Review Conclusion w/ Christian Recommendation

This is the Robin Hood to see among many duplicates. They're not going to improve on such a good thing. Only the book would be superior in including more material. I give it my heartiest recommendation.

Movie Ratings

Action factor: Edge of your seat action-packed fun. Suitability for children: Suitable for children with guidance. Special effects: Well done special effects. Video Occasion: Fit For a Friday Evening. Suspense: Keeps you on the edge of your seat.
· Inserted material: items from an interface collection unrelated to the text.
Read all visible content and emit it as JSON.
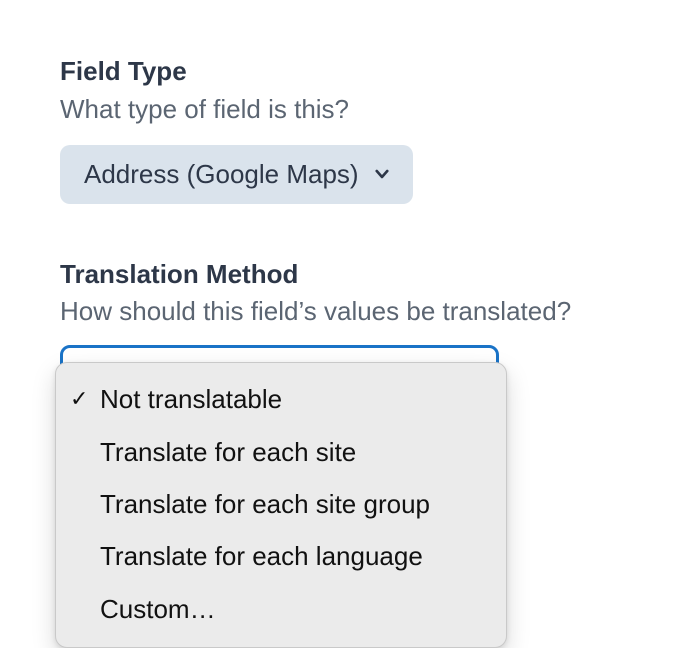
{
  "fieldType": {
    "label": "Field Type",
    "description": "What type of field is this?",
    "selectedValue": "Address (Google Maps)"
  },
  "translationMethod": {
    "label": "Translation Method",
    "description": "How should this field’s values be translated?",
    "options": [
      {
        "label": "Not translatable",
        "selected": true
      },
      {
        "label": "Translate for each site",
        "selected": false
      },
      {
        "label": "Translate for each site group",
        "selected": false
      },
      {
        "label": "Translate for each language",
        "selected": false
      },
      {
        "label": "Custom…",
        "selected": false
      }
    ]
  },
  "checkmark": "✓"
}
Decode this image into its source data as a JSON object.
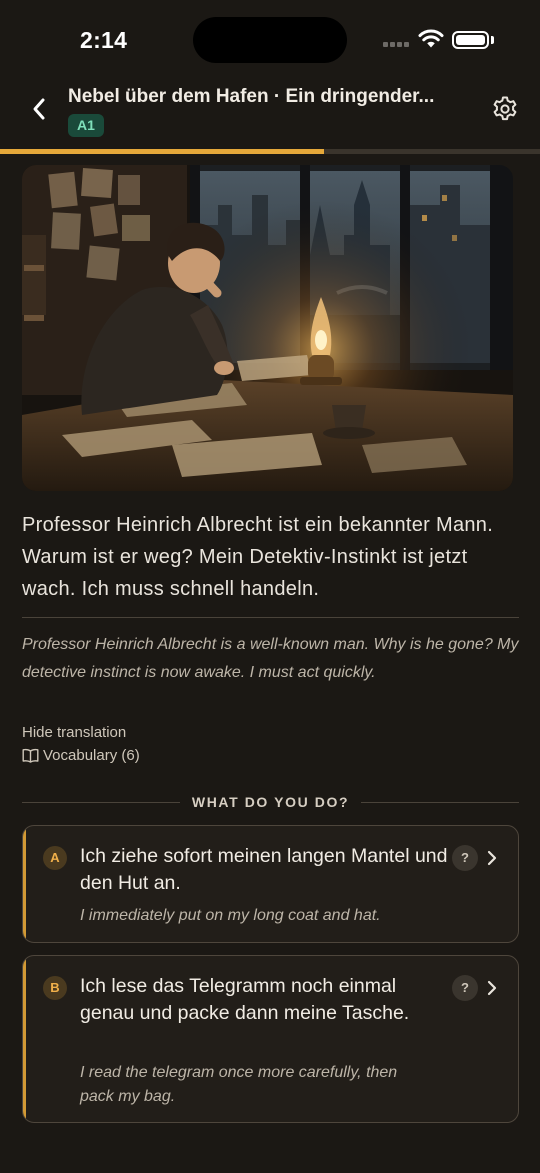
{
  "status_bar": {
    "time": "2:14"
  },
  "header": {
    "title": "Nebel über dem Hafen · Ein dringender...",
    "level": "A1",
    "progress_percent": 60
  },
  "story": {
    "text": "Professor Heinrich Albrecht ist ein bekannter Mann. Warum ist er weg? Mein Detektiv-Instinkt ist jetzt wach. Ich muss schnell handeln.",
    "translation": "Professor Heinrich Albrecht is a well-known man. Why is he gone? My detective instinct is now awake. I must act quickly.",
    "toggle_translation_label": "Hide translation",
    "vocabulary_label": "Vocabulary (6)"
  },
  "choices_heading": "WHAT DO YOU DO?",
  "choices": [
    {
      "letter": "A",
      "text": "Ich ziehe sofort meinen langen Mantel und den Hut an.",
      "translation": "I immediately put on my long coat and hat.",
      "help": "?"
    },
    {
      "letter": "B",
      "text": "Ich lese das Telegramm noch einmal genau und packe dann meine Tasche.",
      "translation": "I read the telegram once more carefully, then pack my bag.",
      "help": "?"
    }
  ],
  "colors": {
    "background": "#1b1814",
    "accent": "#e5a83a",
    "level_badge": "#1a4a3a",
    "level_badge_text": "#7fe0ba"
  }
}
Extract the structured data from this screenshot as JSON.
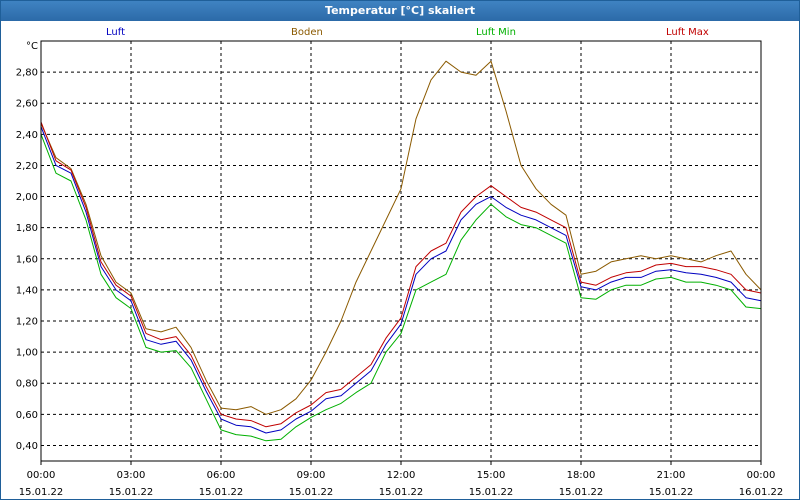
{
  "window": {
    "title": "Temperatur [°C] skaliert"
  },
  "chart_data": {
    "type": "line",
    "title": "Temperatur [°C] skaliert",
    "ylabel": "°C",
    "xlabel": "",
    "ylim": [
      0.3,
      3.0
    ],
    "yticks": [
      0.4,
      0.6,
      0.8,
      1.0,
      1.2,
      1.4,
      1.6,
      1.8,
      2.0,
      2.2,
      2.4,
      2.6,
      2.8
    ],
    "ytick_labels": [
      "0,40",
      "0,60",
      "0,80",
      "1,00",
      "1,20",
      "1,40",
      "1,60",
      "1,80",
      "2,00",
      "2,20",
      "2,40",
      "2,60",
      "2,80"
    ],
    "xlim": [
      0,
      24
    ],
    "xticks": [
      0,
      3,
      6,
      9,
      12,
      15,
      18,
      21,
      24
    ],
    "xtick_labels": [
      {
        "time": "00:00",
        "date": "15.01.22"
      },
      {
        "time": "03:00",
        "date": "15.01.22"
      },
      {
        "time": "06:00",
        "date": "15.01.22"
      },
      {
        "time": "09:00",
        "date": "15.01.22"
      },
      {
        "time": "12:00",
        "date": "15.01.22"
      },
      {
        "time": "15:00",
        "date": "15.01.22"
      },
      {
        "time": "18:00",
        "date": "15.01.22"
      },
      {
        "time": "21:00",
        "date": "15.01.22"
      },
      {
        "time": "00:00",
        "date": "16.01.22"
      }
    ],
    "grid": true,
    "legend_position": "top",
    "series": [
      {
        "name": "Luft",
        "color": "#0000c0",
        "x": [
          0,
          0.5,
          1,
          1.5,
          2,
          2.5,
          3,
          3.5,
          4,
          4.5,
          5,
          5.5,
          6,
          6.5,
          7,
          7.5,
          8,
          8.5,
          9,
          9.5,
          10,
          10.5,
          11,
          11.5,
          12,
          12.5,
          13,
          13.5,
          14,
          14.5,
          15,
          15.5,
          16,
          16.5,
          17,
          17.5,
          18,
          18.5,
          19,
          19.5,
          20,
          20.5,
          21,
          21.5,
          22,
          22.5,
          23,
          23.5,
          24
        ],
        "y": [
          2.45,
          2.2,
          2.15,
          1.9,
          1.55,
          1.4,
          1.33,
          1.08,
          1.05,
          1.07,
          0.95,
          0.75,
          0.57,
          0.53,
          0.52,
          0.48,
          0.5,
          0.57,
          0.62,
          0.7,
          0.72,
          0.8,
          0.88,
          1.05,
          1.18,
          1.5,
          1.6,
          1.65,
          1.85,
          1.95,
          2.0,
          1.93,
          1.88,
          1.85,
          1.8,
          1.75,
          1.42,
          1.4,
          1.45,
          1.48,
          1.48,
          1.52,
          1.53,
          1.51,
          1.5,
          1.48,
          1.45,
          1.35,
          1.33
        ]
      },
      {
        "name": "Boden",
        "color": "#8b5a00",
        "x": [
          0,
          0.5,
          1,
          1.5,
          2,
          2.5,
          3,
          3.5,
          4,
          4.5,
          5,
          5.5,
          6,
          6.5,
          7,
          7.5,
          8,
          8.5,
          9,
          9.5,
          10,
          10.5,
          11,
          11.5,
          12,
          12.5,
          13,
          13.5,
          14,
          14.5,
          15,
          15.5,
          16,
          16.5,
          17,
          17.5,
          18,
          18.5,
          19,
          19.5,
          20,
          20.5,
          21,
          21.5,
          22,
          22.5,
          23,
          23.5,
          24
        ],
        "y": [
          2.47,
          2.25,
          2.18,
          1.95,
          1.62,
          1.45,
          1.38,
          1.15,
          1.13,
          1.16,
          1.03,
          0.82,
          0.64,
          0.63,
          0.65,
          0.6,
          0.63,
          0.7,
          0.82,
          1.0,
          1.2,
          1.45,
          1.65,
          1.85,
          2.05,
          2.5,
          2.75,
          2.87,
          2.8,
          2.78,
          2.87,
          2.55,
          2.2,
          2.05,
          1.95,
          1.88,
          1.5,
          1.52,
          1.58,
          1.6,
          1.62,
          1.6,
          1.62,
          1.6,
          1.58,
          1.62,
          1.65,
          1.5,
          1.4
        ]
      },
      {
        "name": "Luft Min",
        "color": "#00b000",
        "x": [
          0,
          0.5,
          1,
          1.5,
          2,
          2.5,
          3,
          3.5,
          4,
          4.5,
          5,
          5.5,
          6,
          6.5,
          7,
          7.5,
          8,
          8.5,
          9,
          9.5,
          10,
          10.5,
          11,
          11.5,
          12,
          12.5,
          13,
          13.5,
          14,
          14.5,
          15,
          15.5,
          16,
          16.5,
          17,
          17.5,
          18,
          18.5,
          19,
          19.5,
          20,
          20.5,
          21,
          21.5,
          22,
          22.5,
          23,
          23.5,
          24
        ],
        "y": [
          2.4,
          2.15,
          2.1,
          1.85,
          1.5,
          1.35,
          1.28,
          1.03,
          1.0,
          1.01,
          0.9,
          0.7,
          0.5,
          0.47,
          0.46,
          0.43,
          0.44,
          0.52,
          0.58,
          0.63,
          0.67,
          0.74,
          0.8,
          1.0,
          1.12,
          1.4,
          1.45,
          1.5,
          1.72,
          1.85,
          1.95,
          1.87,
          1.82,
          1.8,
          1.75,
          1.7,
          1.35,
          1.34,
          1.4,
          1.43,
          1.43,
          1.47,
          1.48,
          1.45,
          1.45,
          1.43,
          1.4,
          1.29,
          1.28
        ]
      },
      {
        "name": "Luft Max",
        "color": "#c00000",
        "x": [
          0,
          0.5,
          1,
          1.5,
          2,
          2.5,
          3,
          3.5,
          4,
          4.5,
          5,
          5.5,
          6,
          6.5,
          7,
          7.5,
          8,
          8.5,
          9,
          9.5,
          10,
          10.5,
          11,
          11.5,
          12,
          12.5,
          13,
          13.5,
          14,
          14.5,
          15,
          15.5,
          16,
          16.5,
          17,
          17.5,
          18,
          18.5,
          19,
          19.5,
          20,
          20.5,
          21,
          21.5,
          22,
          22.5,
          23,
          23.5,
          24
        ],
        "y": [
          2.48,
          2.23,
          2.17,
          1.93,
          1.58,
          1.43,
          1.36,
          1.12,
          1.08,
          1.1,
          0.98,
          0.78,
          0.6,
          0.57,
          0.56,
          0.52,
          0.54,
          0.61,
          0.66,
          0.74,
          0.76,
          0.84,
          0.92,
          1.09,
          1.22,
          1.55,
          1.65,
          1.7,
          1.9,
          2.0,
          2.07,
          2.0,
          1.93,
          1.9,
          1.85,
          1.8,
          1.45,
          1.43,
          1.48,
          1.51,
          1.52,
          1.56,
          1.57,
          1.55,
          1.55,
          1.53,
          1.5,
          1.4,
          1.38
        ]
      }
    ]
  }
}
Overall product rating: Five stars out of five.

Works Cited

Scripture quoted from the King James Version. Pub. 1611, rev. 1769. Software.

The Book of Jasher. Trans­lated from the Hebrew into English (1840). Photo litho­graphic reprint of exact edition published by J.H. Parry & Co., Salt Lake City: 1887. Muskogee, OK: Artisan Pub., 1988. Print, WEB.

Hodge, Bodie. Tower of Babel: The Cultural History of Our Ancestors. Green Forest, AR: New Leaf Pub., 2013. Print.

Ide, Arthur Frederick. Noah & the Ark: The Influence of Sex, Homo­phobia and Hetero­sexism in the Flood Story and its Writing. Las Colinas: Monument Press, 1992. Print.

McCrum, Robert, William Cran, and Robert MacNeil. The Story Of English. New York: Viking, 1986. Print.

Roberts, J.M. A History of Europe. New York: Penguin Press, 1997. Print.

Sergieff, Archpriest John Iliytch. My Life in Christ. or Moments of Spiritual Serenity and Contemplation, of Reverent Feeling, of Earnest Self-Amendment, and Peace in God: Extracts from the diary of St. John of Kronstadt (Arch­priest John Iliytch Sergieff). Trans­lated with the author's sanction, from the Fourth and Supplemental Edition by E.E. Goulaeff. St. Peters­burg. Jordans­ville, NY: Holy Trinity Monastery, 2000. Print.